AuthorsAlasaad, Samer ; Jowers, Michael J.; Panadero, Rosario; Pérez-Creo, Ana; Pajares, Gerardo; Díez-Baños, Pablo; Soriguer, Ramón C. ; Morrondo, P.
Mitochondrial cytochrome c oxidase subunit 1 (cox1)
Climate change
Bayesian inference analysis
Issue Date29-Sep-2016
PublisherBioMed Central
CitationParasites and Vectors, 9: 521 (2016)
Abstract[Background] Filarioid nematode parasites are major health hazards with important medical, veterinary and economic implications. Recently, they have been considered as indicators of climate change.
[Findings] In this paper, we report the first record of Setaria tundra in roe deer from the Iberian Peninsula. Adult S. tundra were collected from the peritoneal cavity during the post-mortem examination of a 2 year-old male roe deer, which belonged to a private fenced estate in La Alcarria (Guadalajara, Spain). Since 2012, the area has suffered a high roe deer decline rate (75 %), for unknown reasons. Aiming to support the morphological identification and to determine the phylogenetic position of S. tundra recovered from the roe deer, a fragment of the mitochondrial cytochrome c oxidase subunit 1 (cox1) gene from the two morphologically identified parasites was amplified, sequenced and compared with corresponding sequences of other filarioid nematode species. Phylogenetic analyses revealed that the isolate of S. tundra recovered was basal to all other formely reported Setaria tundra sequences. The presence of all other haplotypes in Northern Europe may be indicative of a South to North outbreak in Europe.

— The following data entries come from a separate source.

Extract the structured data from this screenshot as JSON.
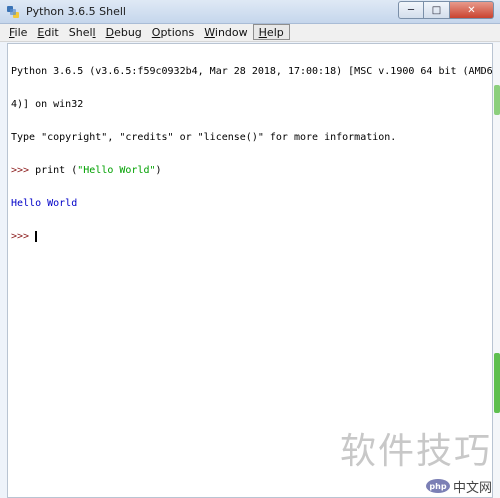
{
  "window": {
    "title": "Python 3.6.5 Shell",
    "min_glyph": "─",
    "max_glyph": "□",
    "close_glyph": "✕"
  },
  "menubar": {
    "items": [
      {
        "key": "F",
        "rest": "ile"
      },
      {
        "key": "E",
        "rest": "dit"
      },
      {
        "key": "",
        "prefix": "Shel",
        "key2": "l",
        "rest": ""
      },
      {
        "key": "D",
        "rest": "ebug"
      },
      {
        "key": "O",
        "rest": "ptions"
      },
      {
        "key": "W",
        "rest": "indow"
      },
      {
        "key": "H",
        "rest": "elp"
      }
    ]
  },
  "shell": {
    "banner_line1": "Python 3.6.5 (v3.6.5:f59c0932b4, Mar 28 2018, 17:00:18) [MSC v.1900 64 bit (AMD6",
    "banner_line2": "4)] on win32",
    "banner_line3": "Type \"copyright\", \"credits\" or \"license()\" for more information.",
    "prompt": ">>> ",
    "cmd_prefix": "print (",
    "cmd_string": "\"Hello World\"",
    "cmd_suffix": ")",
    "output": "Hello World",
    "prompt2": ">>> "
  },
  "watermark": {
    "text": "软件技巧",
    "php_logo": "php",
    "php_text": "中文网"
  },
  "colors": {
    "prompt": "#8b1b1b",
    "string": "#00a000",
    "output": "#0000c8"
  }
}
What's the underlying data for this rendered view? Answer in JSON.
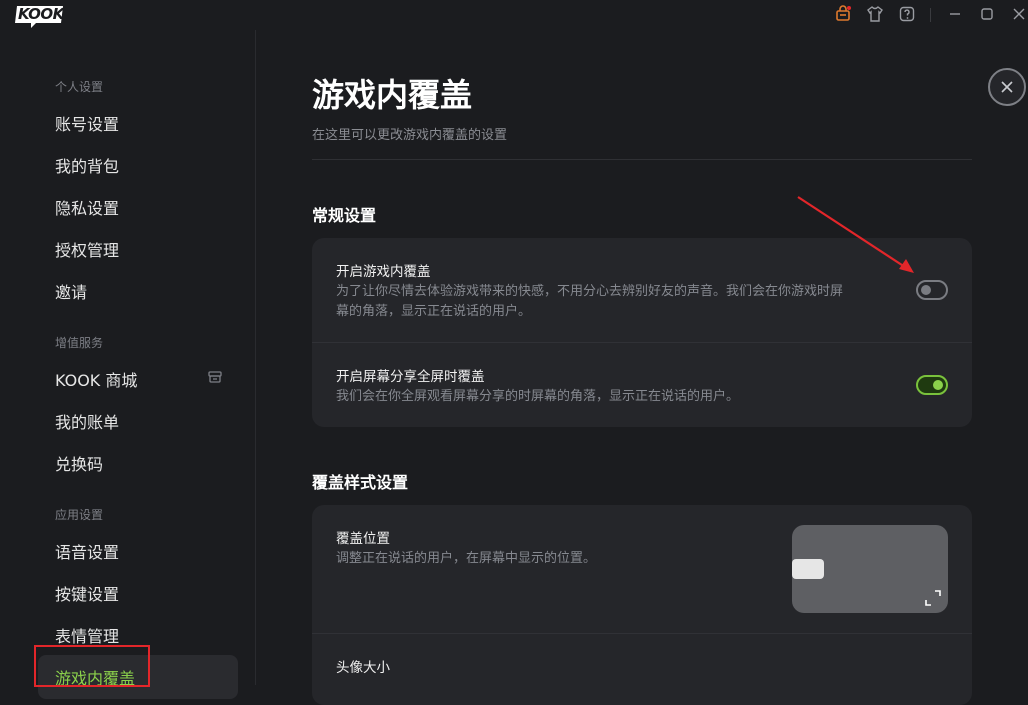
{
  "app": {
    "logo_text": "KOOK"
  },
  "titlebar": {
    "icons": [
      "shop-bag-icon",
      "shirt-icon",
      "help-icon",
      "minimize-icon",
      "maximize-icon",
      "close-icon"
    ]
  },
  "sidebar": {
    "sections": [
      {
        "label": "个人设置",
        "items": [
          "账号设置",
          "我的背包",
          "隐私设置",
          "授权管理",
          "邀请"
        ]
      },
      {
        "label": "增值服务",
        "items": [
          "KOOK 商城",
          "我的账单",
          "兑换码"
        ]
      },
      {
        "label": "应用设置",
        "items": [
          "语音设置",
          "按键设置",
          "表情管理",
          "游戏内覆盖"
        ]
      }
    ],
    "active_item": "游戏内覆盖"
  },
  "main": {
    "title": "游戏内覆盖",
    "subtitle": "在这里可以更改游戏内覆盖的设置",
    "general": {
      "heading": "常规设置",
      "rows": [
        {
          "title": "开启游戏内覆盖",
          "desc_line1": "为了让你尽情去体验游戏带来的快感，不用分心去辨别好友的声音。我们会在你游戏时屏",
          "desc_line2": "幕的角落，显示正在说话的用户。",
          "toggle": "off"
        },
        {
          "title": "开启屏幕分享全屏时覆盖",
          "desc_line1": "我们会在你全屏观看屏幕分享的时屏幕的角落，显示正在说话的用户。",
          "toggle": "on"
        }
      ]
    },
    "style": {
      "heading": "覆盖样式设置",
      "position_title": "覆盖位置",
      "position_desc": "调整正在说话的用户，在屏幕中显示的位置。",
      "avatar_size_title": "头像大小"
    }
  },
  "colors": {
    "accent": "#8bd14b",
    "annotation": "#e3262a",
    "background": "#1b1c1f",
    "card": "#25262a"
  }
}
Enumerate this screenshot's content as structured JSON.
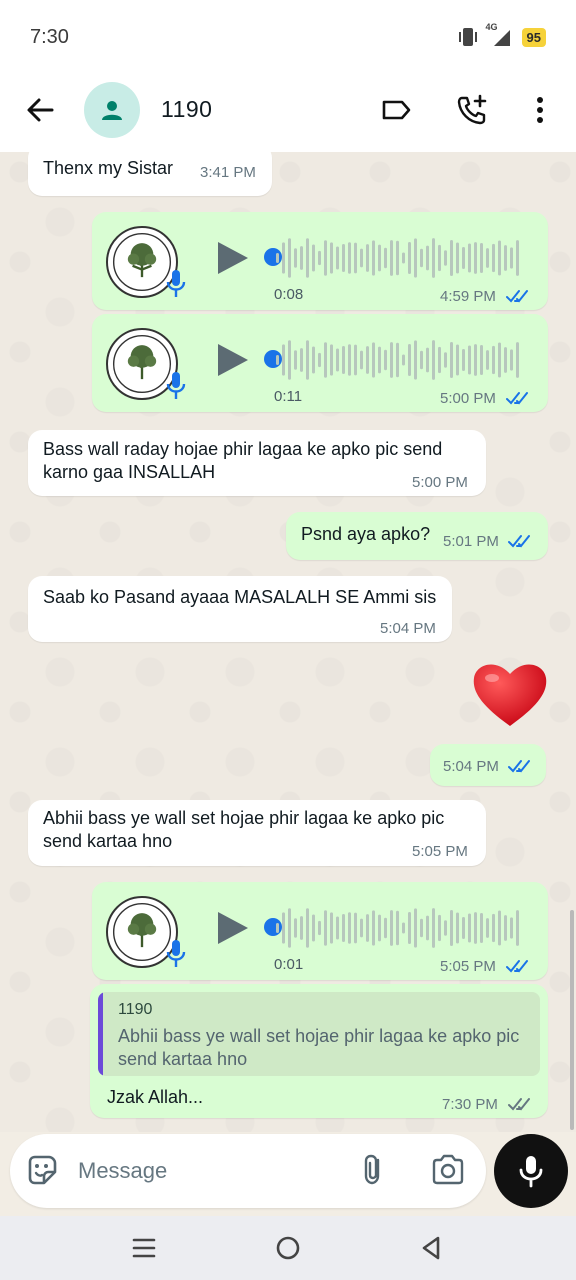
{
  "status_bar": {
    "time": "7:30",
    "network": "4G",
    "battery": "95"
  },
  "header": {
    "contact_name": "1190"
  },
  "messages": [
    {
      "dir": "in",
      "text": "Thenx my Sistar",
      "time": "3:41 PM"
    },
    {
      "dir": "out",
      "type": "voice",
      "duration": "0:08",
      "time": "4:59 PM",
      "read": true
    },
    {
      "dir": "out",
      "type": "voice",
      "duration": "0:11",
      "time": "5:00 PM",
      "read": true
    },
    {
      "dir": "in",
      "text": "Bass wall raday hojae phir lagaa ke apko pic send karno gaa INSALLAH",
      "time": "5:00 PM"
    },
    {
      "dir": "out",
      "text": "Psnd aya apko?",
      "time": "5:01 PM",
      "read": true
    },
    {
      "dir": "in",
      "text": "Saab ko Pasand ayaaa MASALALH SE Ammi sis",
      "time": "5:04 PM"
    },
    {
      "dir": "out",
      "type": "emoji",
      "emoji": "❤️",
      "time": "5:04 PM",
      "read": true
    },
    {
      "dir": "in",
      "text": "Abhii bass ye wall set hojae phir lagaa ke apko pic send kartaa hno",
      "time": "5:05 PM"
    },
    {
      "dir": "out",
      "type": "voice",
      "duration": "0:01",
      "time": "5:05 PM",
      "read": true
    },
    {
      "dir": "out",
      "type": "reply",
      "quoted_name": "1190",
      "quoted_text": "Abhii bass ye wall set hojae phir lagaa ke apko pic send kartaa hno",
      "text": "Jzak Allah...",
      "time": "7:30 PM",
      "read": false
    }
  ],
  "voice_avatar_label": "SHESHUM",
  "composer": {
    "placeholder": "Message"
  },
  "colors": {
    "outgoing": "#d9fdd3",
    "incoming": "#ffffff",
    "read_tick": "#1a73e8",
    "accent": "#008069"
  },
  "icons": [
    "back-arrow-icon",
    "person-icon",
    "label-icon",
    "add-call-icon",
    "more-vert-icon",
    "play-icon",
    "mic-icon",
    "sticker-icon",
    "attach-icon",
    "camera-icon",
    "menu-icon",
    "home-icon",
    "back-icon"
  ]
}
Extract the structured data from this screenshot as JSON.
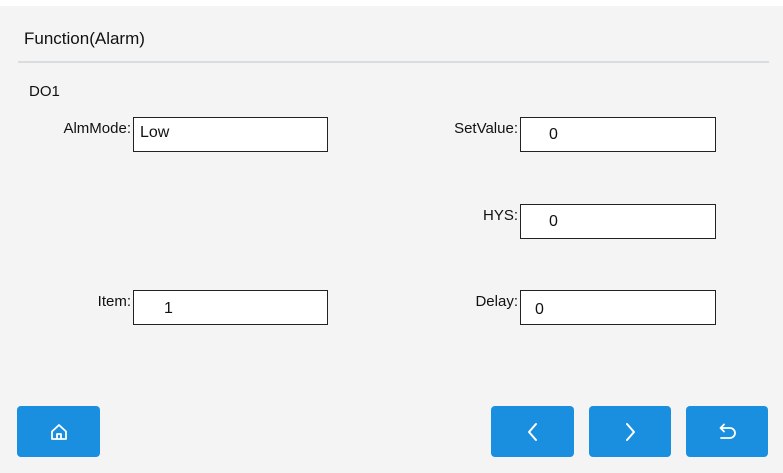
{
  "header": {
    "title": "Function(Alarm)"
  },
  "section": {
    "name": "DO1"
  },
  "fields": {
    "alm_mode": {
      "label": "AlmMode:",
      "value": "Low"
    },
    "set_value": {
      "label": "SetValue:",
      "value": "0"
    },
    "hys": {
      "label": "HYS:",
      "value": "0"
    },
    "item": {
      "label": "Item:",
      "value": "1"
    },
    "delay": {
      "label": "Delay:",
      "value": "0"
    }
  },
  "nav": {
    "home_icon": "home-icon",
    "prev_icon": "chevron-left-icon",
    "next_icon": "chevron-right-icon",
    "back_icon": "return-icon"
  },
  "colors": {
    "button": "#1a8fe0",
    "icon": "#ffffff",
    "divider": "#d9dde0",
    "background": "#f4f4f4"
  }
}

[Conclusions] This is the first report of S. tundra in roe deer from the Iberian Peninsula, with interesting phylogenetic results, which may have further implications in the epidemiological and genetic studies of these filarioid parasites. More studies are needed to explore the reasons and dynamics behind the rapid host/geographic expansion of the filarioid parasites in Europe.
Publisher version (URL)http://dx.doi.org/10.1186/s13071-016-1793-x
Appears in Collections:(EBD) Artículos
Files in This Item:
File Description SizeFormat 
Alasaad.pdf834,46 kBAdobe PDFThumbnail
Show full item record
Review this work

Related articles:

WARNING: Items in Digital.CSIC are protected by copyright, with all rights reserved, unless otherwise indicated.